Mehaimed brought Bent Majzoub a bottle of whisky she sat drinking and talking until one third of the bottle was gone without having any effect on her except making her more animated. She then exclaimed “That’s enough of the heathens’ drink… It’s certainly formidable stuff and not a bit like date arak” (S.M. 76). Western women are considered by common Sudanese as infidels since they do not believe in Islam. Wad Rayyes, a man in his seventies but still hale and hearty has been a womanizer, interested in marrying more than a woman at a time. He asks Mehaimed who has been to Europe: “They say the infidel women are something unbelievable” (S.M. 80). Mehaimed himself compares between his education in a foreign country and the simple crude “learning” of the almost illiterate natives of his village:

When they laugh they say “I ask forgiveness of God” and when they weep they say “I ask forgiveness of God”. Just that. And I, what have I learnt? They have learnt silence and patience from the river and from trees. And I, what have I learnt.” (S.M. 130)

The concept of marriage in a Sudanese village is different from that of an urban place or even a village in Europe. Though Hosna Bent Mahmoud is a mature woman- a widow with two sons- her father as the patriarch and arbiter of the family agrees to give her in marriage to elderly Wad Rayyes who is forty years older than her. Mehaimed asks Wad Rayyes:

“But if she doesn’g want to marry?”
“You know how life is run here,” he interrupted me. “Women belong to men, and a man’s a man even if he’s decrepit.” (S.M. 99)

Language: Imagery, Myth… etc.
Both writers are described as mythmakers, writers of fables as they intermingle between fact and fiction. Salih writes his fiction as if he was writing a journal whereas Golding writes his journal as if he was writing a work of the imagination, linking the present with the past in a chain of events that verge on the mythical.

I remember coming to Memphis thousands of years ago in the area opposite where Cairo would be but was yet undreamt of, and for miles the streets were lit wiht a soft light, and like Odysseus out of sheer curiosity I stole ashore and walked, skin pricking, in the city, for before every door was a small pottery lamp lit so that the whole place shone. But there was no one about. For this was All Souls' night when the dead walk, and the boy who had gone adventurously forth with his bronze sword in his hand fled screaming back to his boat with the terror of the dead around him. (E.J. 165)

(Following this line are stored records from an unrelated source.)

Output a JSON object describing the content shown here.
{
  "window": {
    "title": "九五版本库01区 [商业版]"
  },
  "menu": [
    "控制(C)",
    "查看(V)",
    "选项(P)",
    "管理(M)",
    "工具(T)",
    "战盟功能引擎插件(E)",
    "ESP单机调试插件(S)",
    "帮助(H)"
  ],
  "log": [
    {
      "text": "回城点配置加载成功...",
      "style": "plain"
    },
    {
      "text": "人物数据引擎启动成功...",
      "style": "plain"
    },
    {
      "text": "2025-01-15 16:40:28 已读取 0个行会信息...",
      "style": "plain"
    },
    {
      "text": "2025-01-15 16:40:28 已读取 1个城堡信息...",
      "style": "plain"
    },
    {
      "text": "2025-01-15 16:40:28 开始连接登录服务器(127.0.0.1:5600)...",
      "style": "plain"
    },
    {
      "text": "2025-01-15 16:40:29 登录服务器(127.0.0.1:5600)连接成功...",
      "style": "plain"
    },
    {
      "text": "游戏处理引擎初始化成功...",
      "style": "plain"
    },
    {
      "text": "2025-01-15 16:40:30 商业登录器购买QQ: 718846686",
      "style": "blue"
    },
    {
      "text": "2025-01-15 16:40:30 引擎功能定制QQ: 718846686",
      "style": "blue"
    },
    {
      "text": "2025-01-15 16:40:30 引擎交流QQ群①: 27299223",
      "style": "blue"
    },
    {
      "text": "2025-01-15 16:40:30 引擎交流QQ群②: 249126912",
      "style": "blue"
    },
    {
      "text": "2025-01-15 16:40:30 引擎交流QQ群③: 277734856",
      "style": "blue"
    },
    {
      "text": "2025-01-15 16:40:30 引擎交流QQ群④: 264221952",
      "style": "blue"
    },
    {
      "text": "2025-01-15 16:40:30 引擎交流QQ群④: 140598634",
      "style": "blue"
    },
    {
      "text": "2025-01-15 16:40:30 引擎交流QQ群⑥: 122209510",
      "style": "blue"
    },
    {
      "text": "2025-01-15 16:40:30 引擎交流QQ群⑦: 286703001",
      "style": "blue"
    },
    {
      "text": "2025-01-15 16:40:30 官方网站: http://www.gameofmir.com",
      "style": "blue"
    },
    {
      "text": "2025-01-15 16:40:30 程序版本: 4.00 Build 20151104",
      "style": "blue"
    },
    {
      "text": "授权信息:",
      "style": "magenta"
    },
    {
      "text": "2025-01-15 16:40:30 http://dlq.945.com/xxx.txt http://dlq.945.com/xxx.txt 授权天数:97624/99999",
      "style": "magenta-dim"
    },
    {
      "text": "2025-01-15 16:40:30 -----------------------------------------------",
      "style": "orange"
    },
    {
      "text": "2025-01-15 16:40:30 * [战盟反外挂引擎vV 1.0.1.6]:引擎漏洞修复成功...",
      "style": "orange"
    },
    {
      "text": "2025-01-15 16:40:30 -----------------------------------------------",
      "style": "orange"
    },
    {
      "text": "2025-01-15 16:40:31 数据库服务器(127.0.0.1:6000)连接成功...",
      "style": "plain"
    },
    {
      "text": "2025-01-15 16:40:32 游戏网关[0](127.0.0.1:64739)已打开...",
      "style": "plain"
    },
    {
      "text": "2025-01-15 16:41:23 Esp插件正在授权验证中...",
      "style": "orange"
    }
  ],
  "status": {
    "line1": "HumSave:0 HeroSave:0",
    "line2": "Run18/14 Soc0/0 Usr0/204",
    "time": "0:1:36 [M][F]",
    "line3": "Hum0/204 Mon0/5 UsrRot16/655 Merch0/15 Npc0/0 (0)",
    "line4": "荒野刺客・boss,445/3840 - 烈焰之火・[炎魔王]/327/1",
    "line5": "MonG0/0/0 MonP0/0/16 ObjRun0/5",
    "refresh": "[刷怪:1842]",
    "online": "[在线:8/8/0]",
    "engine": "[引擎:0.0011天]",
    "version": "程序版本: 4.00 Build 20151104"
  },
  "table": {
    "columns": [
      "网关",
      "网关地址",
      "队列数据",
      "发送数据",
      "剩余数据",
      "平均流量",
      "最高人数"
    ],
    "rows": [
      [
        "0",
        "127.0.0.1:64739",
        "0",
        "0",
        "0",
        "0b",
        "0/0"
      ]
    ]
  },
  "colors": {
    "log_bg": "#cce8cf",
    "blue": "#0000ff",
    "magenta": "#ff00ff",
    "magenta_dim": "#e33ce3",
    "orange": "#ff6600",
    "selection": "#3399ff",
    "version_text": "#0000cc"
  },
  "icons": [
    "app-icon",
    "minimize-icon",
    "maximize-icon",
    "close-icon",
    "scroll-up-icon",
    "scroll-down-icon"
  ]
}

Tayeb Salih resorts to the myth of actual life in the Sudan. Words such as "crocodile", "snake", "palm tree" and "river" are turned into symbols and motifs in the novel. Mustafa Sa'eed tells Isabella Seymour, "You'll find I'm an aged crocodile who's lost its teeth" (S.M. 39). The crocdile is a symbol of fertility in the Sudan, its cornucopia. The Sudanese consider it a good omen and place it stuffed in front of their shops. It is also one of the ancient Egyptian gods representing the river Nile. Yet, as the river itself it is a symbol of life and death. The narrator, who seemed to be more of an observer than a participant, finally sheds off his neutrality when a decision had to be made. Overcome by grief after learnin the news of Hosna's tragic death, he turned to the river to swim. Then in the middle of the stream, "I found I was half-way between north and south. I was unable to continue, unable to return. I turned over on my back and stayed there motionless, moving my arms and legs with difficulty, just as much as needed to keep me afloat" (S.M. 167).